Brief
Line by line, copy the listing below exactly.

-=-=-

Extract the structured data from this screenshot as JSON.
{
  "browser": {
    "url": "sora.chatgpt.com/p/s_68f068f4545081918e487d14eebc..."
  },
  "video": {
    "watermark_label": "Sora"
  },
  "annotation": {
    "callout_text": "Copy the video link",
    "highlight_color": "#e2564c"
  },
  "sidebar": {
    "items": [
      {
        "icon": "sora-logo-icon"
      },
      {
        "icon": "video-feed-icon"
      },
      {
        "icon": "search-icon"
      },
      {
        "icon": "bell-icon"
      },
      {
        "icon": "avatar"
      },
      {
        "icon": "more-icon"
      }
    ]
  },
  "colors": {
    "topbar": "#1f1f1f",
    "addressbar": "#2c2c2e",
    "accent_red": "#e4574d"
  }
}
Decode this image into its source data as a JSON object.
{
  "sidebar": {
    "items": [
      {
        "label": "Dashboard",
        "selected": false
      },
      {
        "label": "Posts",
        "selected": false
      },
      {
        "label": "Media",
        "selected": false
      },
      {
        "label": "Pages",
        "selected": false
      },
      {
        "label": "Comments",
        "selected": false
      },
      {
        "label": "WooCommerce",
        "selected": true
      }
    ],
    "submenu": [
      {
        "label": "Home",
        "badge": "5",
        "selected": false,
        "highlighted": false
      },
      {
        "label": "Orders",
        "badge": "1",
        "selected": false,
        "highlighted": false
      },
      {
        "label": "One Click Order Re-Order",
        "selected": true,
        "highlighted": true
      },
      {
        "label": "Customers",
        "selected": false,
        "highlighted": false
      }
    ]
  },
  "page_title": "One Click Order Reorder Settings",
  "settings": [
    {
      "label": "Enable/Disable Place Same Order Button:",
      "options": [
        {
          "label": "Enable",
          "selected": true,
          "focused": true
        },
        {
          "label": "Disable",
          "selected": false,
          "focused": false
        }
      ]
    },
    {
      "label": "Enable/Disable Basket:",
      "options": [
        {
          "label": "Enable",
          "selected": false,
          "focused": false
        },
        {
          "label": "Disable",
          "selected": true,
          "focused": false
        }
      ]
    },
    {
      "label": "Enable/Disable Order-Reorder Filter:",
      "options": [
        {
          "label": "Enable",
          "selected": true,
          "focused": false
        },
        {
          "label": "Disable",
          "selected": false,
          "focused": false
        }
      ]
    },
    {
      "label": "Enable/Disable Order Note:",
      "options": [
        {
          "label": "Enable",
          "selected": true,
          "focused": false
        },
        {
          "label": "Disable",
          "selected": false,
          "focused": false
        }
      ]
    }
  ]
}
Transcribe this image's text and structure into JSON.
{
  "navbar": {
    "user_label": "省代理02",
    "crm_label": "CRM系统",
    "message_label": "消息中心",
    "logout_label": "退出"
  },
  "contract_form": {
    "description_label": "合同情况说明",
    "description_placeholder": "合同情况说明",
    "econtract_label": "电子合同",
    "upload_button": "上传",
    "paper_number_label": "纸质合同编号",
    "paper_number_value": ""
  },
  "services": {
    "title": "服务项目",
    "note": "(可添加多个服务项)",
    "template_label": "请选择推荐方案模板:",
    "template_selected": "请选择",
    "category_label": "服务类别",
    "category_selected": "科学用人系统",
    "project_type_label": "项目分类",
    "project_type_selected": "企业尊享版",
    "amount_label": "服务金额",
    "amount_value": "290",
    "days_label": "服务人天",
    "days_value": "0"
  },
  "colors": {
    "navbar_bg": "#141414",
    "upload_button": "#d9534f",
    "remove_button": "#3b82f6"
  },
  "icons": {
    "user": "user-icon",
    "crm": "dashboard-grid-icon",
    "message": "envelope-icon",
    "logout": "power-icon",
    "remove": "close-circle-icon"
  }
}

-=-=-

Task answer
Extract the structured data from this screenshot as JSON.
{
  "browser": {
    "url": "sora.chatgpt.com/p/s_68f068f4545081918e487d14eebc..."
  },
  "video": {
    "watermark_label": "Sora"
  },
  "annotation": {
    "callout_text": "Copy the video link",
    "highlight_color": "#e2564c"
  },
  "sidebar": {
    "items": [
      {
        "icon": "sora-logo-icon"
      },
      {
        "icon": "video-feed-icon"
      },
      {
        "icon": "search-icon"
      },
      {
        "icon": "bell-icon"
      },
      {
        "icon": "avatar"
      },
      {
        "icon": "more-icon"
      }
    ]
  },
  "colors": {
    "topbar": "#1f1f1f",
    "addressbar": "#2c2c2e",
    "accent_red": "#e4574d"
  }
}
Decode this image into its source data as a JSON object.
{
  "sidebar": {
    "items": [
      {
        "label": "Dashboard",
        "selected": false
      },
      {
        "label": "Posts",
        "selected": false
      },
      {
        "label": "Media",
        "selected": false
      },
      {
        "label": "Pages",
        "selected": false
      },
      {
        "label": "Comments",
        "selected": false
      },
      {
        "label": "WooCommerce",
        "selected": true
      }
    ],
    "submenu": [
      {
        "label": "Home",
        "badge": "5",
        "selected": false,
        "highlighted": false
      },
      {
        "label": "Orders",
        "badge": "1",
        "selected": false,
        "highlighted": false
      },
      {
        "label": "One Click Order Re-Order",
        "selected": true,
        "highlighted": true
      },
      {
        "label": "Customers",
        "selected": false,
        "highlighted": false
      }
    ]
  },
  "page_title": "One Click Order Reorder Settings",
  "settings": [
    {
      "label": "Enable/Disable Place Same Order Button:",
      "options": [
        {
          "label": "Enable",
          "selected": true,
          "focused": true
        },
        {
          "label": "Disable",
          "selected": false,
          "focused": false
        }
      ]
    },
    {
      "label": "Enable/Disable Basket:",
      "options": [
        {
          "label": "Enable",
          "selected": false,
          "focused": false
        },
        {
          "label": "Disable",
          "selected": true,
          "focused": false
        }
      ]
    },
    {
      "label": "Enable/Disable Order-Reorder Filter:",
      "options": [
        {
          "label": "Enable",
          "selected": true,
          "focused": false
        },
        {
          "label": "Disable",
          "selected": false,
          "focused": false
        }
      ]
    },
    {
      "label": "Enable/Disable Order Note:",
      "options": [
        {
          "label": "Enable",
          "selected": true,
          "focused": false
        },
        {
          "label": "Disable",
          "selected": false,
          "focused": false
        }
      ]
    }
  ]
}
Transcribe this image's text and structure into JSON.
{
  "navbar": {
    "user_label": "省代理02",
    "crm_label": "CRM系统",
    "message_label": "消息中心",
    "logout_label": "退出"
  },
  "contract_form": {
    "description_label": "合同情况说明",
    "description_placeholder": "合同情况说明",
    "econtract_label": "电子合同",
    "upload_button": "上传",
    "paper_number_label": "纸质合同编号",
    "paper_number_value": ""
  },
  "services": {
    "title": "服务项目",
    "note": "(可添加多个服务项)",
    "template_label": "请选择推荐方案模板:",
    "template_selected": "请选择",
    "category_label": "服务类别",
    "category_selected": "科学用人系统",
    "project_type_label": "项目分类",
    "project_type_selected": "企业尊享版",
    "amount_label": "服务金额",
    "amount_value": "290",
    "days_label": "服务人天",
    "days_value": "0"
  },
  "colors": {
    "navbar_bg": "#141414",
    "upload_button": "#d9534f",
    "remove_button": "#3b82f6"
  },
  "icons": {
    "user": "user-icon",
    "crm": "dashboard-grid-icon",
    "message": "envelope-icon",
    "logout": "power-icon",
    "remove": "close-circle-icon"
  }
}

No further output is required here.